Dataset records:
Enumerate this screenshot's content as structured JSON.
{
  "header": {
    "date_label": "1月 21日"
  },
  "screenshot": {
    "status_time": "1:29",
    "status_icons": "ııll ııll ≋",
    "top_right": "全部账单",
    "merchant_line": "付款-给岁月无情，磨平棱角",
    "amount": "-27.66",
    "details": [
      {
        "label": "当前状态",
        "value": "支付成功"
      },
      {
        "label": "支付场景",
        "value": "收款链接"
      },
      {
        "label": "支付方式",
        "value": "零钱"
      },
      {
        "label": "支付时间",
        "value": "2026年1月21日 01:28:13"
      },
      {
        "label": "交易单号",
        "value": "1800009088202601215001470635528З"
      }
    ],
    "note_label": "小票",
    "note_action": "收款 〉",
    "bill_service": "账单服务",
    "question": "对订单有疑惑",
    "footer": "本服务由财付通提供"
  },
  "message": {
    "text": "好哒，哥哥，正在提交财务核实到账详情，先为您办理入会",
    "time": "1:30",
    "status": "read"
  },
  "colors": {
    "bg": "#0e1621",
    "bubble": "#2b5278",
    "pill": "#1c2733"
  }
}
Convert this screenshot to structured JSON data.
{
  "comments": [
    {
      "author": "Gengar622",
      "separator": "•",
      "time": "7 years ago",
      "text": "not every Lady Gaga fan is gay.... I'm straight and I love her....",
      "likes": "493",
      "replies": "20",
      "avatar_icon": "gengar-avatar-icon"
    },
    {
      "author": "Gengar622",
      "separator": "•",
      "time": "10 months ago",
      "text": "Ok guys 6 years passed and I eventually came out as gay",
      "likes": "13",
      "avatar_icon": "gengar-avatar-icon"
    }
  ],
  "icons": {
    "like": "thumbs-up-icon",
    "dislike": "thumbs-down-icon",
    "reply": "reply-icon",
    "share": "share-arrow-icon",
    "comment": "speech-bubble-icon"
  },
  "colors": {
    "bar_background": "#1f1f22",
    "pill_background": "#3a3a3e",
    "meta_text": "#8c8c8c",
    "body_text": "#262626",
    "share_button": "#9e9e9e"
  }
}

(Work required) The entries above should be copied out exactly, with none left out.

(Solution to the problem)
Enumerate this screenshot's content as structured JSON.
{
  "header": {
    "date_label": "1月 21日"
  },
  "screenshot": {
    "status_time": "1:29",
    "status_icons": "ııll ııll ≋",
    "top_right": "全部账单",
    "merchant_line": "付款-给岁月无情，磨平棱角",
    "amount": "-27.66",
    "details": [
      {
        "label": "当前状态",
        "value": "支付成功"
      },
      {
        "label": "支付场景",
        "value": "收款链接"
      },
      {
        "label": "支付方式",
        "value": "零钱"
      },
      {
        "label": "支付时间",
        "value": "2026年1月21日 01:28:13"
      },
      {
        "label": "交易单号",
        "value": "1800009088202601215001470635528З"
      }
    ],
    "note_label": "小票",
    "note_action": "收款 〉",
    "bill_service": "账单服务",
    "question": "对订单有疑惑",
    "footer": "本服务由财付通提供"
  },
  "message": {
    "text": "好哒，哥哥，正在提交财务核实到账详情，先为您办理入会",
    "time": "1:30",
    "status": "read"
  },
  "colors": {
    "bg": "#0e1621",
    "bubble": "#2b5278",
    "pill": "#1c2733"
  }
}
Convert this screenshot to structured JSON data.
{
  "comments": [
    {
      "author": "Gengar622",
      "separator": "•",
      "time": "7 years ago",
      "text": "not every Lady Gaga fan is gay.... I'm straight and I love her....",
      "likes": "493",
      "replies": "20",
      "avatar_icon": "gengar-avatar-icon"
    },
    {
      "author": "Gengar622",
      "separator": "•",
      "time": "10 months ago",
      "text": "Ok guys 6 years passed and I eventually came out as gay",
      "likes": "13",
      "avatar_icon": "gengar-avatar-icon"
    }
  ],
  "icons": {
    "like": "thumbs-up-icon",
    "dislike": "thumbs-down-icon",
    "reply": "reply-icon",
    "share": "share-arrow-icon",
    "comment": "speech-bubble-icon"
  },
  "colors": {
    "bar_background": "#1f1f22",
    "pill_background": "#3a3a3e",
    "meta_text": "#8c8c8c",
    "body_text": "#262626",
    "share_button": "#9e9e9e"
  }
}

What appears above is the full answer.